A “class action lawsuit” is a court case in which a large number of people join together to sue another person or company, or in which a large group of people or companies are being sued. In personal injury law, class action suits are frequently used to seek compensation for groups of people who have all suffered the same kind of injury caused by the same defendant.
For instance, people who have been injured or made sick by a particular drug may band together in a class action suit to sue the drug’s manufacturer. In this case, a class action lawsuit may be used because otherwise the drug’s manufacturer will have to defend each separate lawsuit brought by each individual member of the class. Since these separate lawsuits all cover the same type of injury, each one will be basically the same. It often saves the time, money and energy of everyone involved to bring all these cases together into one class action lawsuit.
A class action lawsuit may be brought under state law or federal law.

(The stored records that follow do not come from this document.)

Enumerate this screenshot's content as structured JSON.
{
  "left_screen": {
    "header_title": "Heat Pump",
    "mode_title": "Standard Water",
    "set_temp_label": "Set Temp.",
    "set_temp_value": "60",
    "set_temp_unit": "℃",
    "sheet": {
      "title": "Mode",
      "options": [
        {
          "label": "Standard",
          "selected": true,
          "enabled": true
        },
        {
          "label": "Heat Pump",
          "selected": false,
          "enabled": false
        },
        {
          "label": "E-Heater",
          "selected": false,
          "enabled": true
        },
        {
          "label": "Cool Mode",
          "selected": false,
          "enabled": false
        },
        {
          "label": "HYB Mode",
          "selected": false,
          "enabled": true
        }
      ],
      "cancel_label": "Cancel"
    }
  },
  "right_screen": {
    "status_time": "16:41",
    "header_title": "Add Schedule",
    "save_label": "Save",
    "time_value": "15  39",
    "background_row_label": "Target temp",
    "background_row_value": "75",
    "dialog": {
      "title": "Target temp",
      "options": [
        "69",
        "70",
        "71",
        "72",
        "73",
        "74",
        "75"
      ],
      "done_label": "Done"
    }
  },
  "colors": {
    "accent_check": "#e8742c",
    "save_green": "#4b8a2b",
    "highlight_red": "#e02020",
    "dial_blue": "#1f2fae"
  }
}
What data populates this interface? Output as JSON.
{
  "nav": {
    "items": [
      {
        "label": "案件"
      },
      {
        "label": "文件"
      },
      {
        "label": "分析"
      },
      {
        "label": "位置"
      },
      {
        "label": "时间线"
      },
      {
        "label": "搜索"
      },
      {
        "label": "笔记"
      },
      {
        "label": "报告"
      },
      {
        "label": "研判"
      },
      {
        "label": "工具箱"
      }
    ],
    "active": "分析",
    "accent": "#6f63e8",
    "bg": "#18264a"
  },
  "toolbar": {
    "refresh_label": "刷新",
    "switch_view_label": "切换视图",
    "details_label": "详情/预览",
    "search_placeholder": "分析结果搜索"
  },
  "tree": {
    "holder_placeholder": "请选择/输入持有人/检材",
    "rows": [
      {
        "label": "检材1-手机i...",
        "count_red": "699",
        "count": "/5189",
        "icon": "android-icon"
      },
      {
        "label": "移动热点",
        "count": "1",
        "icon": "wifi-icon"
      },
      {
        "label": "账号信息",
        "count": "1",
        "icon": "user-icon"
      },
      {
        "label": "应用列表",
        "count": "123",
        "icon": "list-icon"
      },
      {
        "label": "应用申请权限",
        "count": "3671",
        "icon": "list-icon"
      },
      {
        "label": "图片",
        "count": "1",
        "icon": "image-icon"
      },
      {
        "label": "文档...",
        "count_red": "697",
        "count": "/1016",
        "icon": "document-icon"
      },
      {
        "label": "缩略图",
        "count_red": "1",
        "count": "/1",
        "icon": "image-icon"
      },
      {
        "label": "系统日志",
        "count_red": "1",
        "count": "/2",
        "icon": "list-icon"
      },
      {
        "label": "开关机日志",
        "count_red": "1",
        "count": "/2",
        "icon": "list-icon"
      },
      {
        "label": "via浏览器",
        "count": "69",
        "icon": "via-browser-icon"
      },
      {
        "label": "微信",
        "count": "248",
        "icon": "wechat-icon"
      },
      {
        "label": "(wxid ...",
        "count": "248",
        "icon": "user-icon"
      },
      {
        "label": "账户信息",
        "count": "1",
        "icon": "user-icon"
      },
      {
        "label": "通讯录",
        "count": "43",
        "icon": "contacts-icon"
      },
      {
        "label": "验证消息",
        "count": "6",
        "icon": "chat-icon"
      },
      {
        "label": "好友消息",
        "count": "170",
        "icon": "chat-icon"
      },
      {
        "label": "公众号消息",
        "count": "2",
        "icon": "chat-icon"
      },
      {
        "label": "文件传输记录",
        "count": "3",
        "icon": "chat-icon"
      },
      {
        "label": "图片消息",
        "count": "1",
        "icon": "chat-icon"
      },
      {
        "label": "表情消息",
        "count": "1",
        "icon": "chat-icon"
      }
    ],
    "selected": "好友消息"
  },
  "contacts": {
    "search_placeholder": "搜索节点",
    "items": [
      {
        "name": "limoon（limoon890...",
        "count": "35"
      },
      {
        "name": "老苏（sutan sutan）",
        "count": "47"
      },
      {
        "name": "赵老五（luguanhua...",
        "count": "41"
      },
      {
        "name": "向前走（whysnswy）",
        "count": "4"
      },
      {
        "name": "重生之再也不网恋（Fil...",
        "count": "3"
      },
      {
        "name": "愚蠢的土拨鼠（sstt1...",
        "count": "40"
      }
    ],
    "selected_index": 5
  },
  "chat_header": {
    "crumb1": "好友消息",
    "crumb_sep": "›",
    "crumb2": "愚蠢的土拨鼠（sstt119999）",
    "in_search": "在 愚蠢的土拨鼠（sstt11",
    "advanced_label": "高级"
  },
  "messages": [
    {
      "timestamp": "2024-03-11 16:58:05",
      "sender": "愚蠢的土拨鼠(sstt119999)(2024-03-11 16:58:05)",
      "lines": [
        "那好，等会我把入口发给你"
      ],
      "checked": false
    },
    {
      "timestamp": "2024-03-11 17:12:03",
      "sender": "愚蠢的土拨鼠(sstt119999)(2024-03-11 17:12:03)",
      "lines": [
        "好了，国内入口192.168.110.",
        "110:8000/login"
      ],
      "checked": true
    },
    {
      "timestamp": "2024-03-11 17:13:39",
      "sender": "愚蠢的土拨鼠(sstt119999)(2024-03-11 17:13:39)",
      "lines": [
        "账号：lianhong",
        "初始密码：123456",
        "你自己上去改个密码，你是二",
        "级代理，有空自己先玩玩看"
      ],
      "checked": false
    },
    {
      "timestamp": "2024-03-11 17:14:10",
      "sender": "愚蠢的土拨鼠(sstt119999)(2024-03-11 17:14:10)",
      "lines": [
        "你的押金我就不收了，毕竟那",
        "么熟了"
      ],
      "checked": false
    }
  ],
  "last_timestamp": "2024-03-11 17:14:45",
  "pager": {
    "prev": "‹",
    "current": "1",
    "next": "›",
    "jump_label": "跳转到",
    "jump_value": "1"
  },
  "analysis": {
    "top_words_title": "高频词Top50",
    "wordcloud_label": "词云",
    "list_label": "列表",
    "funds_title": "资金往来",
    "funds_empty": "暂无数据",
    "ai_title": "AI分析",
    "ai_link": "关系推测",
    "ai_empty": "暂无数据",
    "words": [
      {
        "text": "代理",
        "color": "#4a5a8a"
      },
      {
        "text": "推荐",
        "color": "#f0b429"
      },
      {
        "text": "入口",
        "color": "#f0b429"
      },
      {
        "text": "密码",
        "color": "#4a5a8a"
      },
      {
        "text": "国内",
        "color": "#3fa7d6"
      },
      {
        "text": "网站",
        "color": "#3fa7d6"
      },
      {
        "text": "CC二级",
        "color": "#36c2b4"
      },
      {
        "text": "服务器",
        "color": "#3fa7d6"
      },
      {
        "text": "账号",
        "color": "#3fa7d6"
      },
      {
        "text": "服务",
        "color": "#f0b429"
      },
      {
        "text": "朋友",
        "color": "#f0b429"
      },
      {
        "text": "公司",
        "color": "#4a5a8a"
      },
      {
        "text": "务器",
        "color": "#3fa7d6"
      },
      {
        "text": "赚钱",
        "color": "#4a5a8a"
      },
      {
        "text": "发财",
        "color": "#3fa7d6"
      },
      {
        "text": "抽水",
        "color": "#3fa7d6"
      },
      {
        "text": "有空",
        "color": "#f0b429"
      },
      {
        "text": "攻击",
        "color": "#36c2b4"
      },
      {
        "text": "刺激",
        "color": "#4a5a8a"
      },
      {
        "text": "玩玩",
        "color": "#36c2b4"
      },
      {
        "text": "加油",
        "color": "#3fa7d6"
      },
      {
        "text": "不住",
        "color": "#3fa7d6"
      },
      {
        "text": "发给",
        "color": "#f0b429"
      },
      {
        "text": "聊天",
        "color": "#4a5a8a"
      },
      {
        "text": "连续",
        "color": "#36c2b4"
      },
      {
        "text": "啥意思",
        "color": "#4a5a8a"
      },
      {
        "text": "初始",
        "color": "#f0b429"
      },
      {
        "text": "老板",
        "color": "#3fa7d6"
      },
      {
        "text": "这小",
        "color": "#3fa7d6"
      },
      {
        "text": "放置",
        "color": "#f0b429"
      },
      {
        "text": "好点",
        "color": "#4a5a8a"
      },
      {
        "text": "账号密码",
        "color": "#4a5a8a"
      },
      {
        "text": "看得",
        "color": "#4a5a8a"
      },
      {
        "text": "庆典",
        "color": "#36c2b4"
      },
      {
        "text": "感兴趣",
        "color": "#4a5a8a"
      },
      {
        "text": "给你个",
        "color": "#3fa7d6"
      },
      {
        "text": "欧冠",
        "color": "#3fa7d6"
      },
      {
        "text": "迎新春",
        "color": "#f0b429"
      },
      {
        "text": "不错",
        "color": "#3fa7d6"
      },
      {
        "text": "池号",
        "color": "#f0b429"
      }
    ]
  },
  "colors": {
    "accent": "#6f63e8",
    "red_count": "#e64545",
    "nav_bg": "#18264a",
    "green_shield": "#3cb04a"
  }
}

U.S. federal courts automatically have jurisdiction over a class action lawsuit if the amount of damages claimed is over $5,000,000, and at least one of the following is also true:
- any plaintiff in the class is a citizen of a different state than any defendant;
- any plaintiff in the class is a citizen of a different country and any defendant is a citizen of the U.S.; or
- any plaintiff is a U.S. citizen and any defendant is a citizen of a different country.
The group of plaintiffs in a class action lawsuit may also be known as the “class.” If the class files a class action lawsuit in state court, but the lawsuit meets the requirements to be heard in federal court, the defendants may file a motion to have the case moved to federal court.
In order to form a class, all of the plaintiffs in a class action lawsuit must have suffered the same type of injury. Usually, a class action lawsuit is filed by a few named plaintiffs, who then file a motion to certify a class of people with the same injury.
In federal court, a group of plaintiffs can only be certified as a class if all of the following are true:
- the class is so large that individual lawsuits would not be practical;
- the class members all have a legal or factual claim in common – for instance, they all claim that the defendant breached its duty of care against each of them in the same way, or they all suffered the same illness or injury;
- the plaintiffs’ claims or the defendants’ affirmative defenses are typical of the class; and
- the named plaintiffs in the class action can adequately represent the interests of everyone in the class.
In some class action lawsuits, the court will also require that the class action lawsuit focus on the claims the class has in common, instead of veering off into the forest of differences among the class members. The court may also ask the plaintiffs to show that the class action is the best option for resolving the claims against the defendants. If motion to certify the class is granted, the case turns into a class action lawsuit.
However, the defendants can object to the creation of a class action for several reasons. For instance, the defendants can argue that the individual plaintiffs all have different kinds of injuries, and therefore trying the case as a single class action lawsuit would be too complicated. They may also argue that the plaintiffs named in the lawsuit don’t accurately represent the class – for example, they may have injuries that are different or more severe than those suffered by the rest of the class. Finally, the defendants may argue that the law firm chosen to represent the class doesn’t have the resources or skill to do the job properly.
If a class is certified, the members of that class must also receive notice about the case. The notice informs potential members of the class that a class action lawsuit has begun. It must also give the class members a chance to opt out of the class. If the class members stay in the class action lawsuit, they will not be able to sue the defendants individually on the same claim after the class action is finished. If the named plaintiffs and the defendants reach a settlement, all the members of the class must be informed about it.
A class action lawsuit may also be brought in many state courts. These cases are governed by the state law on class actions. Most states that allow state class actions use rules similar to the federal rules. One notable exception is California, which allows class actions but has very different rules for class actions in its state courts. Meanwhile, Virginia does not allow state class actions at all.
If the plaintiffs in a class action lawsuit succeed, they may be awarded damages similar to those awarded in regular personal injury lawsuits. The court may also award punitive damages if it finds the defendants’ acts were particularly harmful to the health or safety of the plaintiffs.